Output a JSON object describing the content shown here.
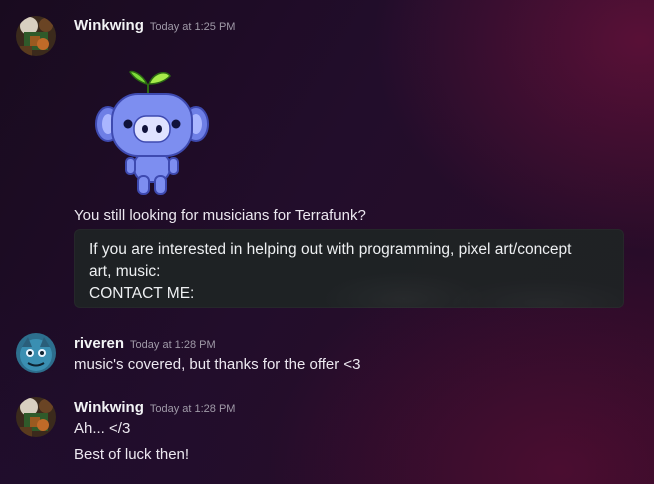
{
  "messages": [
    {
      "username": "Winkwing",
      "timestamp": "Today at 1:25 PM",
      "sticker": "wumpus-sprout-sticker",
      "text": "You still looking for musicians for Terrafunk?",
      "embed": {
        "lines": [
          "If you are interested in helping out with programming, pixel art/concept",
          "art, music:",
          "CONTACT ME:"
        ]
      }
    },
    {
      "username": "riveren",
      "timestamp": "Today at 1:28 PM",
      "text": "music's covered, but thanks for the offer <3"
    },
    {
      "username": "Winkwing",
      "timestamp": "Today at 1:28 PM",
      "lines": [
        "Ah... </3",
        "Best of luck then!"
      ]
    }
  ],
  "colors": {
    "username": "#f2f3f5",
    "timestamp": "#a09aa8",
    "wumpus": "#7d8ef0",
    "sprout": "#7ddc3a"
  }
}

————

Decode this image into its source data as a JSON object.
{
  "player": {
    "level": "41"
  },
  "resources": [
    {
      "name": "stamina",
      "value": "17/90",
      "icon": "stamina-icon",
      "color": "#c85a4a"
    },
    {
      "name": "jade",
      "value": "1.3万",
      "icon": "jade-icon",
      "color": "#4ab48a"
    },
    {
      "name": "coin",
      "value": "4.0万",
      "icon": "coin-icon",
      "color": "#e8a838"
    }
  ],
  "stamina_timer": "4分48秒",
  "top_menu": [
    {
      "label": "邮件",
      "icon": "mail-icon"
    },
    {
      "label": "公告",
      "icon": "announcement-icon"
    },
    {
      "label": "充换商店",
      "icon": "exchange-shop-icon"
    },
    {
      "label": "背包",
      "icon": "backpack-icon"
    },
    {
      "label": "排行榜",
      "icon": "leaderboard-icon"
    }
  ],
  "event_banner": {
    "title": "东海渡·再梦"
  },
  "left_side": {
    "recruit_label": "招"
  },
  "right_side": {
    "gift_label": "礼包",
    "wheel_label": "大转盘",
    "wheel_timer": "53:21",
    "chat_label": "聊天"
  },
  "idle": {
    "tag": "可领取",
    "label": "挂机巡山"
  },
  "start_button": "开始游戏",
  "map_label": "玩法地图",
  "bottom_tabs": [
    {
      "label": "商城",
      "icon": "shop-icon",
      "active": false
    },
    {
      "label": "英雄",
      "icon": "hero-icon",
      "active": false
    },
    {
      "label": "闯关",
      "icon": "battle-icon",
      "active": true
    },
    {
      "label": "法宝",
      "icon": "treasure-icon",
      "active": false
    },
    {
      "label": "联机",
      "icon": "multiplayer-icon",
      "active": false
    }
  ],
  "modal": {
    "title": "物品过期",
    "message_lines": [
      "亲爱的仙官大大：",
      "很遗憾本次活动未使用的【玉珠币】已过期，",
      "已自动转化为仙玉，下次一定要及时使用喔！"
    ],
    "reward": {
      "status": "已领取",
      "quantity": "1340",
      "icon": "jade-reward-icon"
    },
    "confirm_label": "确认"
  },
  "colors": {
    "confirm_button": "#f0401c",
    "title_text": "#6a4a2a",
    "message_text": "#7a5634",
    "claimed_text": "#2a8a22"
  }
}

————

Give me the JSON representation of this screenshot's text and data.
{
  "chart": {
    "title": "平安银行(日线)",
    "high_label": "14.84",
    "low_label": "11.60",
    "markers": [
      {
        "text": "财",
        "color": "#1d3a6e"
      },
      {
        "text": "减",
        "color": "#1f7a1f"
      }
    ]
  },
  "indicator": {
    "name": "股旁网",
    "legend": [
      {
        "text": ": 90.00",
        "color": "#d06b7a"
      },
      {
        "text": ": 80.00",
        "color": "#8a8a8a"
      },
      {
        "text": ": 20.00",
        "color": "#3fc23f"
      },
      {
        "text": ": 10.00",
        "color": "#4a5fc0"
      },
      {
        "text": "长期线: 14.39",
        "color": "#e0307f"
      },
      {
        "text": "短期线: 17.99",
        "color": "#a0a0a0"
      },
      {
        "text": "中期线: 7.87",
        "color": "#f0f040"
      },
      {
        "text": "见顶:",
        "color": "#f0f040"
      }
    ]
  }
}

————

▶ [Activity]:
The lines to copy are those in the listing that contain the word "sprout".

▶ [Task output]:
      "sticker": "wumpus-sprout-sticker",
    "sprout": "#7ddc3a"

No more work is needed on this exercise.